ACTION ITEM: Within these records, how many lines hold "https"? Give the number alone.

_ _ _ _ _

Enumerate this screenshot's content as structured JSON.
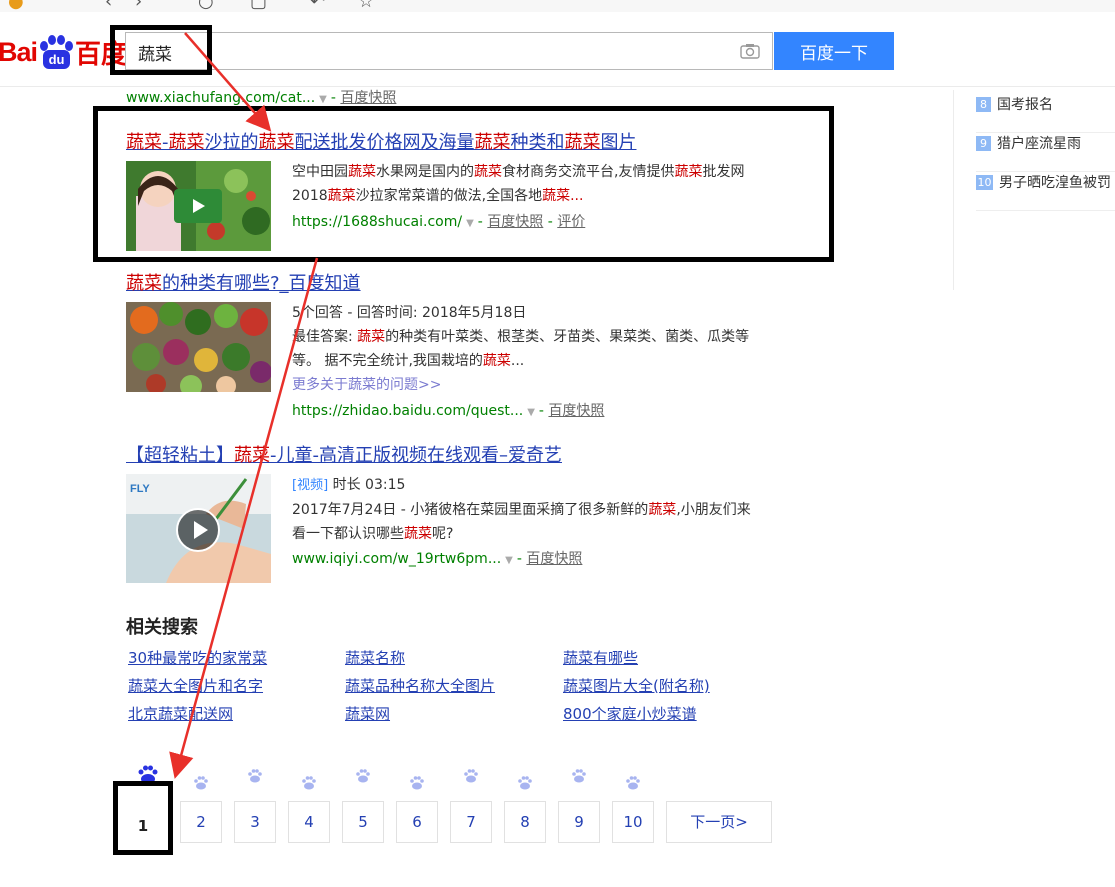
{
  "search": {
    "query": "蔬菜",
    "button_label": "百度一下"
  },
  "logo": {
    "bai": "Bai",
    "du_pad": "du",
    "baidu_cn": "百度"
  },
  "results": [
    {
      "url_partial": "www.xiachufang.com/cat...",
      "kuaizhao": "百度快照"
    },
    {
      "title_parts": [
        "蔬菜",
        "-",
        "蔬菜",
        "沙拉的",
        "蔬菜",
        "配送批发价格网及海量",
        "蔬菜",
        "种类和",
        "蔬菜",
        "图片"
      ],
      "snippet_parts": [
        "空中田园",
        "蔬菜",
        "水果网是国内的",
        "蔬菜",
        "食材商务交流平台,友情提供",
        "蔬菜",
        "批发网2018",
        "蔬菜",
        "沙拉家常菜谱的做法,全国各地",
        "蔬菜",
        "..."
      ],
      "url": "https://1688shucai.com/",
      "kuaizhao": "百度快照",
      "pingjia": "评价"
    },
    {
      "title_parts": [
        "蔬菜",
        "的种类有哪些?_百度知道"
      ],
      "meta": "5个回答 - 回答时间: 2018年5月18日",
      "snippet_parts": [
        "最佳答案: ",
        "蔬菜",
        "的种类有叶菜类、根茎类、牙苗类、果菜类、菌类、瓜类等等。 据不完全统计,我国栽培的",
        "蔬菜",
        "..."
      ],
      "more_link": "更多关于蔬菜的问题>>",
      "url": "https://zhidao.baidu.com/quest...",
      "kuaizhao": "百度快照"
    },
    {
      "title_parts": [
        "【超轻粘土】",
        "蔬菜",
        "-儿童-高清正版视频在线观看–爱奇艺"
      ],
      "video_tag": "[视频]",
      "duration": "时长 03:15",
      "snippet_parts": [
        "2017年7月24日 - 小猪彼格在菜园里面采摘了很多新鲜的",
        "蔬菜",
        ",小朋友们来看一下都认识哪些",
        "蔬菜",
        "呢?"
      ],
      "url": "www.iqiyi.com/w_19rtw6pm...",
      "kuaizhao": "百度快照",
      "thumb_logo": "FLY"
    }
  ],
  "sidebar": {
    "items": [
      {
        "num": "8",
        "label": "国考报名"
      },
      {
        "num": "9",
        "label": "猎户座流星雨"
      },
      {
        "num": "10",
        "label": "男子晒吃湟鱼被罚"
      }
    ]
  },
  "related": {
    "title": "相关搜索",
    "links": [
      "30种最常吃的家常菜",
      "蔬菜名称",
      "蔬菜有哪些",
      "蔬菜大全图片和名字",
      "蔬菜品种名称大全图片",
      "蔬菜图片大全(附名称)",
      "北京蔬菜配送网",
      "蔬菜网",
      "800个家庭小炒菜谱"
    ]
  },
  "pagination": {
    "current": "1",
    "pages": [
      "2",
      "3",
      "4",
      "5",
      "6",
      "7",
      "8",
      "9",
      "10"
    ],
    "next_label": "下一页>"
  },
  "colors": {
    "accent": "#3385ff",
    "highlight_red": "#c00",
    "link": "#2440b3",
    "url_green": "#008000",
    "annotation_red": "#e8302a"
  }
}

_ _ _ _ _

SOLUTION TO THE PROBLEM: 2